On PhosBoucraa
PhosBoucraa is a subsidiary of OCP and the largest employer in Western Sahara. We’ve been visiting the region for 20 years now and seen huge development of infrastructure over that time. We have met many of the employees who have directly benefited from the social, health and educational programmes that OCP continue to deliver. OCP’s programmes are detailed here on their website and via twitter #OCP.

On the local people
Some headlines seem to be dominated by the Saharawi people in camps on the Algerian side of the border. But there are two sides to the story and the “forgotten” group of locals are Saharawi who are in the Moroccan-administered area. These families are benefiting from OCP’s massive investment in the community including schools, hospitals and social programmes.

It’s by no means clear how the Saharawi on the Algerian side of the border benefit from those on the other side of the border potentially losing their livelihoods. In a part of the world where political and economic instability can rapidly degenerate, it’s best not to ignore the complexity of the situation.

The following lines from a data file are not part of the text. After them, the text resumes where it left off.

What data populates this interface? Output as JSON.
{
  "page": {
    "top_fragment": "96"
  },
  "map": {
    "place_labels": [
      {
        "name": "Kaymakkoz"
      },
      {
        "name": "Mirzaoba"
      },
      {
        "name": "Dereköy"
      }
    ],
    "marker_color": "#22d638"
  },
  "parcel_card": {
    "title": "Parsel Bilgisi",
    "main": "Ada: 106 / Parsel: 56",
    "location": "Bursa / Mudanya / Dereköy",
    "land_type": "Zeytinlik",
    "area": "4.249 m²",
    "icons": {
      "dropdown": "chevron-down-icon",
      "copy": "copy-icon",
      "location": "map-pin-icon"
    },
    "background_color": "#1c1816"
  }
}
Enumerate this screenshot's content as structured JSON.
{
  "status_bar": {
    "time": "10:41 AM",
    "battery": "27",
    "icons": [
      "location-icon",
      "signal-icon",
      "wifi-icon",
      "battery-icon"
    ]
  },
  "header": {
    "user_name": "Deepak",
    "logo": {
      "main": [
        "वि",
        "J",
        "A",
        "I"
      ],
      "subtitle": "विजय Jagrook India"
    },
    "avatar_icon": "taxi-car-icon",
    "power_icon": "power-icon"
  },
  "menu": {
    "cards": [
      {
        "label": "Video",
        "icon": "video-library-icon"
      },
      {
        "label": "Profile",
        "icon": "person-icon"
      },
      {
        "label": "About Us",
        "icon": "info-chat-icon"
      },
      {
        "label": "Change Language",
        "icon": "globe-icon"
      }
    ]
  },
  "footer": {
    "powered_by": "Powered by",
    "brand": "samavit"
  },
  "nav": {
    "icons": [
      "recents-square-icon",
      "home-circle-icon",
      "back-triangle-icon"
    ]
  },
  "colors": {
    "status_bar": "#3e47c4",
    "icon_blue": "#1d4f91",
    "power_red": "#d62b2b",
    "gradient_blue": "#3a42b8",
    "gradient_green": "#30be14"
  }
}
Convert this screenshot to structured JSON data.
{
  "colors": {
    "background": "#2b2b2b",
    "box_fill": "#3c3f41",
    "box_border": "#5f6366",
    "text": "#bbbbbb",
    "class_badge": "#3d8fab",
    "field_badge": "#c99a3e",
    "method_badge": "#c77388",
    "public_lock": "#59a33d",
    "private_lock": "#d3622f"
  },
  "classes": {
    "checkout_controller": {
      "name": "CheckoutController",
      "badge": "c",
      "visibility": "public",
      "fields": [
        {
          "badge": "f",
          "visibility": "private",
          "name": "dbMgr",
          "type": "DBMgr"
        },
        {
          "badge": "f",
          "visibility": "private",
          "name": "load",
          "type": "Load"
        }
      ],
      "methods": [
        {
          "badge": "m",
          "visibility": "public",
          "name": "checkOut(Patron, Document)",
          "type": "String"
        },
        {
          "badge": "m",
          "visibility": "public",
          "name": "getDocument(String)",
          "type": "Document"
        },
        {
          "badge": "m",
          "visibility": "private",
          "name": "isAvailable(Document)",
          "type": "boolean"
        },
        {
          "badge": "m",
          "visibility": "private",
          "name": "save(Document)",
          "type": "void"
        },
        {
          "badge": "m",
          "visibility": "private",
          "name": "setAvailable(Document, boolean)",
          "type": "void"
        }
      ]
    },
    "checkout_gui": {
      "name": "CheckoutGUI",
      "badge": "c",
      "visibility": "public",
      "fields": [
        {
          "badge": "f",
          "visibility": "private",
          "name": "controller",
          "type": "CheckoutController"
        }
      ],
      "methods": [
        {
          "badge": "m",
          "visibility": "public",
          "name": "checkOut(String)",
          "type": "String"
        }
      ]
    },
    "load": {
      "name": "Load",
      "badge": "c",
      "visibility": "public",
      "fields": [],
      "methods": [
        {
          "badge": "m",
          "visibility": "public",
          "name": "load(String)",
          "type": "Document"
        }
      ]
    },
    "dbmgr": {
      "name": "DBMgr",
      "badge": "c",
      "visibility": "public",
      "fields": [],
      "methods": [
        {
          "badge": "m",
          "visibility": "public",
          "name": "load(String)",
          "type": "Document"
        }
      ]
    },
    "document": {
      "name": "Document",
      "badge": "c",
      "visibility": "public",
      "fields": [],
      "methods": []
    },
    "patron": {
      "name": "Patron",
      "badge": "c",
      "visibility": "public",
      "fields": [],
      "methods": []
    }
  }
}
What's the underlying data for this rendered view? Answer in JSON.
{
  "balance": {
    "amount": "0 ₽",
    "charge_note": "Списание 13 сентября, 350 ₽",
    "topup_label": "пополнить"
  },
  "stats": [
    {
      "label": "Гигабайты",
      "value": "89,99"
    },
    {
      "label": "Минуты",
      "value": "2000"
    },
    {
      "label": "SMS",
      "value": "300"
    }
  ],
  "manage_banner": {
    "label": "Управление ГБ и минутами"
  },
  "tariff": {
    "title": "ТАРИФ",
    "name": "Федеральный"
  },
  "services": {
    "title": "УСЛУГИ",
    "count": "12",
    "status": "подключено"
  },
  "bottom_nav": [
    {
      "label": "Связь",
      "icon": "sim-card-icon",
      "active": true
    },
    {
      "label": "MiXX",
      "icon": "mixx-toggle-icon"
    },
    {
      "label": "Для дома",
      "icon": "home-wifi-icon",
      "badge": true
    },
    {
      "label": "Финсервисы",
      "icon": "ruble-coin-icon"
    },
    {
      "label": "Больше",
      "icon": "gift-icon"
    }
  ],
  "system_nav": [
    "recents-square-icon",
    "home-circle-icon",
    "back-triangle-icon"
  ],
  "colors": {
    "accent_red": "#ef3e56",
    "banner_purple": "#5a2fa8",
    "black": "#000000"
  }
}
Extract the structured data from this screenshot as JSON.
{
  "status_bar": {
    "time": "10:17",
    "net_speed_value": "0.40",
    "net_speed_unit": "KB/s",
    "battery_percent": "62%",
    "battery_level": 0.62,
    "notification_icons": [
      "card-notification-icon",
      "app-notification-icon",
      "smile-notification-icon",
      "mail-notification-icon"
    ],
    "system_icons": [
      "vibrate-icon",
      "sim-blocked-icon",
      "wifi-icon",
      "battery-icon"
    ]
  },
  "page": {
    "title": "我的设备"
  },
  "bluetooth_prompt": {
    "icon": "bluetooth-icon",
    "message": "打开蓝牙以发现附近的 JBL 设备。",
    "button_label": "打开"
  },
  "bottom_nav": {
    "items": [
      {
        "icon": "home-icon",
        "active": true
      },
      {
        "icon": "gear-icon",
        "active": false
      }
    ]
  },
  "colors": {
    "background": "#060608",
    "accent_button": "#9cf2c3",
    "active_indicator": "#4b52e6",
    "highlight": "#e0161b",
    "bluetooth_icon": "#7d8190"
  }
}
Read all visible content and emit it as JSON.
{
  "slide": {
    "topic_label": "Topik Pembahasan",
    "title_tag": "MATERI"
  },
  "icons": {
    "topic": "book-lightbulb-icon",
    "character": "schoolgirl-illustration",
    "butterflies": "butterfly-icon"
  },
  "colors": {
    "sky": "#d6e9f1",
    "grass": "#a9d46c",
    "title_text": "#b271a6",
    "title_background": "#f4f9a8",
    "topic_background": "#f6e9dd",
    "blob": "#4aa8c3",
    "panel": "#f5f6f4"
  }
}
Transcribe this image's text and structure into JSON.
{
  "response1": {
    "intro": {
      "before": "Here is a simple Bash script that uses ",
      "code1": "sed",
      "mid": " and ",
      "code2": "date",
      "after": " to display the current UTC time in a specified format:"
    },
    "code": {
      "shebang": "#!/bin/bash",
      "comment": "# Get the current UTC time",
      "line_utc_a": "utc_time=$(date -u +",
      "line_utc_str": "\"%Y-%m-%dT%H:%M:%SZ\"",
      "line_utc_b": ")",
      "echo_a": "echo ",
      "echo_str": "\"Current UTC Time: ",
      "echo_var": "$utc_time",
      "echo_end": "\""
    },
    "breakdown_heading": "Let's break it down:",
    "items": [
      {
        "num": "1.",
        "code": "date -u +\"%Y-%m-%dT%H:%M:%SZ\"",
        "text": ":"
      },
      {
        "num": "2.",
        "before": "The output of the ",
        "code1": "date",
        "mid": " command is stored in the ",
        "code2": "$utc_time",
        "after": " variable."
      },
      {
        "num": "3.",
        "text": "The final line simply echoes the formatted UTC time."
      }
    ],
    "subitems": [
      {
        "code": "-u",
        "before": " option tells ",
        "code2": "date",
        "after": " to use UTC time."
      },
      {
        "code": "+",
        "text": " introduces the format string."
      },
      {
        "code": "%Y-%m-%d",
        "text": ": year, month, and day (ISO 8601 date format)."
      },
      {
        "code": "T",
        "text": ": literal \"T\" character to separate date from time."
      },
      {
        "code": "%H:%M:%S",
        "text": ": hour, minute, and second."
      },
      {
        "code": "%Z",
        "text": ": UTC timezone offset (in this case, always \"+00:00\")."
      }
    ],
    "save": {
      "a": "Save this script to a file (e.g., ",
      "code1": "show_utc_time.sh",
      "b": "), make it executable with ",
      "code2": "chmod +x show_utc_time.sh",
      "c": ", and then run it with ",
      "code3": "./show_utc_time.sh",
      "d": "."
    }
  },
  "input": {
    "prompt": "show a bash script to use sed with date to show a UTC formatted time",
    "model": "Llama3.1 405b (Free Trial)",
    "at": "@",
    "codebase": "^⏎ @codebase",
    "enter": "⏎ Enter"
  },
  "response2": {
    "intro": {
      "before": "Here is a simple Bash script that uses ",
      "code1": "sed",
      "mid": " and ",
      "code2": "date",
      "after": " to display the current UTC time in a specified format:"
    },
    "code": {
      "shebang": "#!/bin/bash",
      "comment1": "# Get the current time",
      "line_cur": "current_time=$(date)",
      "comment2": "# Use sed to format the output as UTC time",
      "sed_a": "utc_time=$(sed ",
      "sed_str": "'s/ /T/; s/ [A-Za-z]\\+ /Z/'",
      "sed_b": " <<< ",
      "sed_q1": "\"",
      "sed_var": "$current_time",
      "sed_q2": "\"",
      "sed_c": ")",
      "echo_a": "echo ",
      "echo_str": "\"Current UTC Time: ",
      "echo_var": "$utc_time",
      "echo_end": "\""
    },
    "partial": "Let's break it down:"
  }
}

On logistics / shipping
Our whole team has been calibrating the supply and manufacturing chain to minimise potential disruption. At any one time, we have up to 10 ships on the water carrying all kinds of different fertiliser. We average 35-40 shipments from all over the world including other countries that provide phosphate rock such as Vietnam and Christmas Island.

We deal with OCP as the world’s largest supplier of phosphate rock and some of this is sourced from the Boucraa mine in Western Sahara.

In summary
A post-colonial dispute between Morocco and the Polisario Front backed by Algeria has turned into a stalemate with the UN so far failing to mediate a solution. Also included on the list of non-self-governing territories by the UN Charter, but under dispute are, Gibraltar (administrated by UK, but disputed by Spain), and The Falkland Islands (administered by UK, but disputed by Argentina).

· We’re not convinced that the actions of two farmer-owned co-operatives on the other side of the world will change a 40 year-old political stalemate that the UN has so far failed to resolve.

· We continue to monitor the activities of OCP to ensure they continue to comply with the UN framework.

· We support the efforts by the UN to progress a solution that will benefit people on both sides of the current border.